Now at this point, my wife turned from the in-pain-sane woman into what could only be described as one of the scariest versions of my wife I have ever seen.

Gentleman, you’ll get yelled at during your marriage. But nothing compares to that of child birth. Sure, it is loud, but it’s the deep, from the gut, “I WANT THIS THING OUT OF ME” and “IT’S ALL YOUR FAULT” that are the hardest to bear.

Lucky for me, it only lasted a few passing moments.

And during that time, at some point, every father must feel that little sense of scared-relief. A moment in time where you realize that it’s really happening. Something impressively awesome is about to occur. And even though it scares the shit out of you, knowing that it is truly partly your fault makes you feel amazing.

Our daughter, Tigger Two, The Moose, Baby June was born at 7:33am on Monday the 26th. She was healthy, mom was healthy, dad was happy. There’s no greater joy I have than writing this post, because as comical as it may be, having kids is more Magical and Revolutionary than any iDevice in existence.

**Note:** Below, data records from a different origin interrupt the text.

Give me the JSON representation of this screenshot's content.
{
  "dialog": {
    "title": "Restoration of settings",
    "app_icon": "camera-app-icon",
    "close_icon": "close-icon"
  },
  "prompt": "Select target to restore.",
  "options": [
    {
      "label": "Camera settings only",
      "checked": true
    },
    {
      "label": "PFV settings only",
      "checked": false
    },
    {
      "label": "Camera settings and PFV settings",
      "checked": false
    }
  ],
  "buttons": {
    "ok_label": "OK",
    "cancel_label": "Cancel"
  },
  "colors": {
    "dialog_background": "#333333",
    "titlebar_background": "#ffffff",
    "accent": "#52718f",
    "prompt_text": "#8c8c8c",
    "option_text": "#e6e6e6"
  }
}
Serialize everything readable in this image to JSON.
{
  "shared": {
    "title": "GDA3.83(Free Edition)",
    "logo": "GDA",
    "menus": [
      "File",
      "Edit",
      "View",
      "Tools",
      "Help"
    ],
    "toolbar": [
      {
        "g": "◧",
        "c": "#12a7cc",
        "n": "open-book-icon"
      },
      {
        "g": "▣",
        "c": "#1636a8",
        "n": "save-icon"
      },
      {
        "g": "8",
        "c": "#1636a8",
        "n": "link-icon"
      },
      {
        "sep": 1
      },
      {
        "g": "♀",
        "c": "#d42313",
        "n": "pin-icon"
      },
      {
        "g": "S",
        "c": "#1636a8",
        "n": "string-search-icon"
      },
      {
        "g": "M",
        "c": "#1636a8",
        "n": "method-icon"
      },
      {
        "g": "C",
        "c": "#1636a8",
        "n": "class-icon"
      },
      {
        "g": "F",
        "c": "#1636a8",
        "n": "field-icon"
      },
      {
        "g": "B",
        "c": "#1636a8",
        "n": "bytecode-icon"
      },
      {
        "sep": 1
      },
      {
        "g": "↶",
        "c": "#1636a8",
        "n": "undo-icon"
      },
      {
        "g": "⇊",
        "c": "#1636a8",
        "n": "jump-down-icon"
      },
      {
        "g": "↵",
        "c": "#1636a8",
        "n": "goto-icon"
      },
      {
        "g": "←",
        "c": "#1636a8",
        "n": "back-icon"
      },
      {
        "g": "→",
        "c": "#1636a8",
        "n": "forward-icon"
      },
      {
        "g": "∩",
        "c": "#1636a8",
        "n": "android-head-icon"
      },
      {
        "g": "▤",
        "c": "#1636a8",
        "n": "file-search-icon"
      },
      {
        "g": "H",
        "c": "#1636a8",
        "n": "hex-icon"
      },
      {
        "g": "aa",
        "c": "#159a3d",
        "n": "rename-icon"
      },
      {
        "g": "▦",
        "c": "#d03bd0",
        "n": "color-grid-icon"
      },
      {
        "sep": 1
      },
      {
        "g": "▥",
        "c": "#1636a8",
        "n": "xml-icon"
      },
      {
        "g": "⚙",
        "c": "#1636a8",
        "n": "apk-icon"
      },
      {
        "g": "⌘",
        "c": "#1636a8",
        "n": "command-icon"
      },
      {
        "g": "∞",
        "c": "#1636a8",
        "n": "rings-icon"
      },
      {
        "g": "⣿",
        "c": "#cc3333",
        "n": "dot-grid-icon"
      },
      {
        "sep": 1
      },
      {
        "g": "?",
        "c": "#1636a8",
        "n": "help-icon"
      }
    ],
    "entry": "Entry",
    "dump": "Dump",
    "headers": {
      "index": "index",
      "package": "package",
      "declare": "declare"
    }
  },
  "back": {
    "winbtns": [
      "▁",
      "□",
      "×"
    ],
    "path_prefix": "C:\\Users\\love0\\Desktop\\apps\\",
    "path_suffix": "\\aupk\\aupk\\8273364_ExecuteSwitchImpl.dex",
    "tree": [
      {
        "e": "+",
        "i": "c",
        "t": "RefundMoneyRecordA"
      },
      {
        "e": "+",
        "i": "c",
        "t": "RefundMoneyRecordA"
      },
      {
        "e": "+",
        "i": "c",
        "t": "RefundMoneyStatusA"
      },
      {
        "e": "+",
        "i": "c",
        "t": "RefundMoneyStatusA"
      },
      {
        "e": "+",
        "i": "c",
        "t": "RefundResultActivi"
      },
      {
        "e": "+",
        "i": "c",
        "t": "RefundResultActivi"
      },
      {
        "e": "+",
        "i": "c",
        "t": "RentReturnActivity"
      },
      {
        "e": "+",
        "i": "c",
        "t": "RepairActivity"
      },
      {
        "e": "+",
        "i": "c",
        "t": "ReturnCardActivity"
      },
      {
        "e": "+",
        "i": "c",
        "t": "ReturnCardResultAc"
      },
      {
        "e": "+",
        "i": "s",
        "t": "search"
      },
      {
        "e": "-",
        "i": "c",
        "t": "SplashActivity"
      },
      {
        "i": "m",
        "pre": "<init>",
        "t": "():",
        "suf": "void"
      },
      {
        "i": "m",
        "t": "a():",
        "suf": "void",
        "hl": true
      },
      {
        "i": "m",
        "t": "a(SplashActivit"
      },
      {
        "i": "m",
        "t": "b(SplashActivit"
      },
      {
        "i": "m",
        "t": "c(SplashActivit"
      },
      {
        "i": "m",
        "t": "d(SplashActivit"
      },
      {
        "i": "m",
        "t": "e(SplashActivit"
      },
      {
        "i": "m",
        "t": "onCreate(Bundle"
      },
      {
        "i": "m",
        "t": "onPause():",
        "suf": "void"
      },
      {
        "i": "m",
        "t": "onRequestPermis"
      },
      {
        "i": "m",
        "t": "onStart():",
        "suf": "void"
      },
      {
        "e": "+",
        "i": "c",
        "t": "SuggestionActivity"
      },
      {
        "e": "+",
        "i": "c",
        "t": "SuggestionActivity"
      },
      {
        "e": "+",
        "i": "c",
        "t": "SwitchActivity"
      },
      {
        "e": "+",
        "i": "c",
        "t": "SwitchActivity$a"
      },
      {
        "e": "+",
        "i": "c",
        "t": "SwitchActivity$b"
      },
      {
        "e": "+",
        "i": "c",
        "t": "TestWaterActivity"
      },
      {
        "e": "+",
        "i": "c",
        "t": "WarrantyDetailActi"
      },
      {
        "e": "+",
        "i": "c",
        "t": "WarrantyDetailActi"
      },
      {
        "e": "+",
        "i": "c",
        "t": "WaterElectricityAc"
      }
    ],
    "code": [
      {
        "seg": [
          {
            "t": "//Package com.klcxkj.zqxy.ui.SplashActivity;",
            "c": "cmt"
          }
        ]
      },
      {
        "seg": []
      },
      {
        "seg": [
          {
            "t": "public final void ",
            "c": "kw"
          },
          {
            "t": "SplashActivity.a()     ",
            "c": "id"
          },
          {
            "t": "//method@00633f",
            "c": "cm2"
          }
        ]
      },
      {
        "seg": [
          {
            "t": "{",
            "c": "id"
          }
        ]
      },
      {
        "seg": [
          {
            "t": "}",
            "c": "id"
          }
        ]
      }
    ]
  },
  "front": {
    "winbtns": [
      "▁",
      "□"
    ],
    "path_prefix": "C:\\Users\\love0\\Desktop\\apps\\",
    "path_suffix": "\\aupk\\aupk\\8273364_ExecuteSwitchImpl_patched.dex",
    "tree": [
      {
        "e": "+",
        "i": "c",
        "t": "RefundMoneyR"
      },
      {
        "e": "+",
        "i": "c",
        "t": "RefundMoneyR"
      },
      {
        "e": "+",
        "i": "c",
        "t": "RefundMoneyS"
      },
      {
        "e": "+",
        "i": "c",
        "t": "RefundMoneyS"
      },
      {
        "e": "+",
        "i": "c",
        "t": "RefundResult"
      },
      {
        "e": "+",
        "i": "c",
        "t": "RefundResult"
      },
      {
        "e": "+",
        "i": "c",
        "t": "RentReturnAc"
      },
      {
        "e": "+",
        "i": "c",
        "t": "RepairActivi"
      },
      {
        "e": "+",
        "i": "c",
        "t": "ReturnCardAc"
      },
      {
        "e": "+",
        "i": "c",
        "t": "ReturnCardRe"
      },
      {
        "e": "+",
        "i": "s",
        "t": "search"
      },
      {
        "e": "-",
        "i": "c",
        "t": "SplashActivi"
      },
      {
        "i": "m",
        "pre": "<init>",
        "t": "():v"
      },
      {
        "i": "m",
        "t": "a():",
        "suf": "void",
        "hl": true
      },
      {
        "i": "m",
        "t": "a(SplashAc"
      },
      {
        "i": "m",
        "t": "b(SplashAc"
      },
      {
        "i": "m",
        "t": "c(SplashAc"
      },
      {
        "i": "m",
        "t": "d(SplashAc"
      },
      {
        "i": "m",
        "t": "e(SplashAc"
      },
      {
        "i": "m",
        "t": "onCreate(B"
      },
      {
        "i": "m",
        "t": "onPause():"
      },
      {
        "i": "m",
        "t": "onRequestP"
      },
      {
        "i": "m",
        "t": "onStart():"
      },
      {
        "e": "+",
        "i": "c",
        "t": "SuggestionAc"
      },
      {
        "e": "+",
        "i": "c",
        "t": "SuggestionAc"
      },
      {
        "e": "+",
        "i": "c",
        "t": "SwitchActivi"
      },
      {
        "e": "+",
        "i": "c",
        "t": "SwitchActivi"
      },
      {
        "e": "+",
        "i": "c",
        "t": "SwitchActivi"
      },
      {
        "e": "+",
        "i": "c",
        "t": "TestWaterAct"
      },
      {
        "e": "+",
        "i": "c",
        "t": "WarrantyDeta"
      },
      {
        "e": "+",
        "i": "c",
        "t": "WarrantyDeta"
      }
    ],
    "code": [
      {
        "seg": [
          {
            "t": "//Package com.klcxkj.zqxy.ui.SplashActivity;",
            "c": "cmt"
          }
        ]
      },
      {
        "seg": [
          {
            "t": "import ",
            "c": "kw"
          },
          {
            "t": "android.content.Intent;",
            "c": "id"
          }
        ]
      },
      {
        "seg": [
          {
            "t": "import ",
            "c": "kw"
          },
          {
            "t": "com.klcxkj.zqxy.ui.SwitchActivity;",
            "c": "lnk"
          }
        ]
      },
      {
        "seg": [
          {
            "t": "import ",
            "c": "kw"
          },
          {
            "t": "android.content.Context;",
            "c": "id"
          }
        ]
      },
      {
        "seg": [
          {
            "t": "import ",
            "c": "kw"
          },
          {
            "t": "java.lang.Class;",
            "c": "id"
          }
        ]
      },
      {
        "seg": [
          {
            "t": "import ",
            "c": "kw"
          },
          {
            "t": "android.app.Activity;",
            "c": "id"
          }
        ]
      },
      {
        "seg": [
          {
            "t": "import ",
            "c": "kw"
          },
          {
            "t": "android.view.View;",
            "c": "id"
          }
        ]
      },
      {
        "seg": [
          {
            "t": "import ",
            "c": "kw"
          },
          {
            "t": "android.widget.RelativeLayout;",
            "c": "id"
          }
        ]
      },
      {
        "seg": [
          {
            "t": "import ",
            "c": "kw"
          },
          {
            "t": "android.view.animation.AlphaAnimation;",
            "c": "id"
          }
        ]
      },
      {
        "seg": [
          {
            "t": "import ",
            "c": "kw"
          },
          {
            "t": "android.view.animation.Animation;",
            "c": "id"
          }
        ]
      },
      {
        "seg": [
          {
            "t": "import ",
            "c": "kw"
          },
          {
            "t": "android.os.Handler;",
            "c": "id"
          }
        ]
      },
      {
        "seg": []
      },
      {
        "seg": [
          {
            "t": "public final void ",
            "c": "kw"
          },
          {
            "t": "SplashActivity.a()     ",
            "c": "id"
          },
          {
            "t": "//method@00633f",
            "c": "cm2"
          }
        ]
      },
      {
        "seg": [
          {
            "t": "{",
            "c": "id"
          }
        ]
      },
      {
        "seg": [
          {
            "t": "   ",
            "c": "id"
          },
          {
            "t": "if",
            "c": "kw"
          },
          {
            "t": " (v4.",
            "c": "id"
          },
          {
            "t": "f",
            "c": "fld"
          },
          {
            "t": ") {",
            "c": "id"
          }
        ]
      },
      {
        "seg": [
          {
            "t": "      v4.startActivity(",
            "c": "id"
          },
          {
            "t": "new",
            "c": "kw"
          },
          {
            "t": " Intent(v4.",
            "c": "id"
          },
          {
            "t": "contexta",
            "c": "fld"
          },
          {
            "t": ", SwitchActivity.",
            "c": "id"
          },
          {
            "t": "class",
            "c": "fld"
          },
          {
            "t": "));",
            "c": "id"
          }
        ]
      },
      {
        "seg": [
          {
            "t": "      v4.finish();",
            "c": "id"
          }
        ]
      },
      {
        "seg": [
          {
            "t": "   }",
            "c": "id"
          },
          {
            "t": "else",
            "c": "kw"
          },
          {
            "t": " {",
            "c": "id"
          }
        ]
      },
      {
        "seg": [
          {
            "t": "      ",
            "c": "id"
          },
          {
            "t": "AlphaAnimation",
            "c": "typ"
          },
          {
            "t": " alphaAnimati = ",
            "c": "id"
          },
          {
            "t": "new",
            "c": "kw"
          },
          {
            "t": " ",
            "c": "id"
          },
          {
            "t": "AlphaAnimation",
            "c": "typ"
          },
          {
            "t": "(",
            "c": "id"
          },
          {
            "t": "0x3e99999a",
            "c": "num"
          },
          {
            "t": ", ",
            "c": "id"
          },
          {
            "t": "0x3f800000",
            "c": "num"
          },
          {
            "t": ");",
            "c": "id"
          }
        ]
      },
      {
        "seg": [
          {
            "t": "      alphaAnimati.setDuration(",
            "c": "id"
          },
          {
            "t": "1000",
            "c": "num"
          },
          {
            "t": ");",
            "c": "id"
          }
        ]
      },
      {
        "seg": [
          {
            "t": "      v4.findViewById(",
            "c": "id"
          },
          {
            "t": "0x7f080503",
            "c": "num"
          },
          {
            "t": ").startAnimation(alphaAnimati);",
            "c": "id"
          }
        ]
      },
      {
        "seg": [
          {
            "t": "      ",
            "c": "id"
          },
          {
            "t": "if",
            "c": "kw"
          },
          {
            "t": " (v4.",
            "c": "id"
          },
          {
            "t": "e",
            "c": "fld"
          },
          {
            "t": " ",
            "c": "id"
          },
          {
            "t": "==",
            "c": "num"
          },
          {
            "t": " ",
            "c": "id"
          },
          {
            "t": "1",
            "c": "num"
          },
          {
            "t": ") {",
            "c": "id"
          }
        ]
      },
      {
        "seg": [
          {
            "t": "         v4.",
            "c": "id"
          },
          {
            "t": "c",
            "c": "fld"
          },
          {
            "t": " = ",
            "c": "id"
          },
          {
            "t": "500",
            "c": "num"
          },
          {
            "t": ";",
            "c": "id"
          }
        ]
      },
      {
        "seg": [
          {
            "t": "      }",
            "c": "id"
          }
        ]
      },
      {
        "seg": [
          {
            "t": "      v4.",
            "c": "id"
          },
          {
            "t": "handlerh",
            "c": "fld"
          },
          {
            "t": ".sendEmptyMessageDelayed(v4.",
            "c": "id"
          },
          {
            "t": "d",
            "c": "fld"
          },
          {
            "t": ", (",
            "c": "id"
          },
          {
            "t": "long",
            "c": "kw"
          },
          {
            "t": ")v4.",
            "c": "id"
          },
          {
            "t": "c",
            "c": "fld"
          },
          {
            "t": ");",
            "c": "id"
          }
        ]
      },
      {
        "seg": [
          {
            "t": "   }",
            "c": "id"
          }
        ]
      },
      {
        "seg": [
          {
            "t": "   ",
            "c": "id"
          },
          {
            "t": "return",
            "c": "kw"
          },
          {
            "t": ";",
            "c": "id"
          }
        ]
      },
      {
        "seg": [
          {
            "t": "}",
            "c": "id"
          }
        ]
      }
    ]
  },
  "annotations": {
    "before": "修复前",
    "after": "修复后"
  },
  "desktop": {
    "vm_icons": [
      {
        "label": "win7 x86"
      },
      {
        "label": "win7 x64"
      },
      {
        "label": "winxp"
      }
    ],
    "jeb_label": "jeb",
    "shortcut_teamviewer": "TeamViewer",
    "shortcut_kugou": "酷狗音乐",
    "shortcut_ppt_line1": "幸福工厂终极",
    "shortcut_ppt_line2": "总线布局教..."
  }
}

I love my wife. I love my Lucy. I love my June. All in no particular order.

Anyone want a cat, though?

The SOPA Effect

Well today was an interesting day.

I tried to do my part, but there were several who did some really creative things. Wired, Google, Reddit, and The Oatmeal.  Several local local companies showed their frustrations on their sites, Twitter, or Facebook.

 

 

 

For those uninitiated, you should check out @herpderpedia It’s a hilarious curation of content that is from folks who didn’t know what was going on.

But if you’re looking for content on the Why, check out http://mashable.com

The bottom line is this:

We need to keep it up.

There have been 13 Senators that no longer support the current bills.  But we have short attention spans.

No matter your politics, I beg of you to pay attention. To participate. To vote and be heard. Social media and the internet (as it sits today) is a place to be heard, but alo a place to read. Don’t be afraid of typing more than 140 characters; but know it can start there.

Don’t just do this for politics – make it part of what you do.

Want to succeed at work? Participate. Want to have safer roads? Drive better. Want to write a book? Start typing. Want to have a better relationship? Pay attention.

No more bullshit. No more excuses. As Nike says, Just Do It.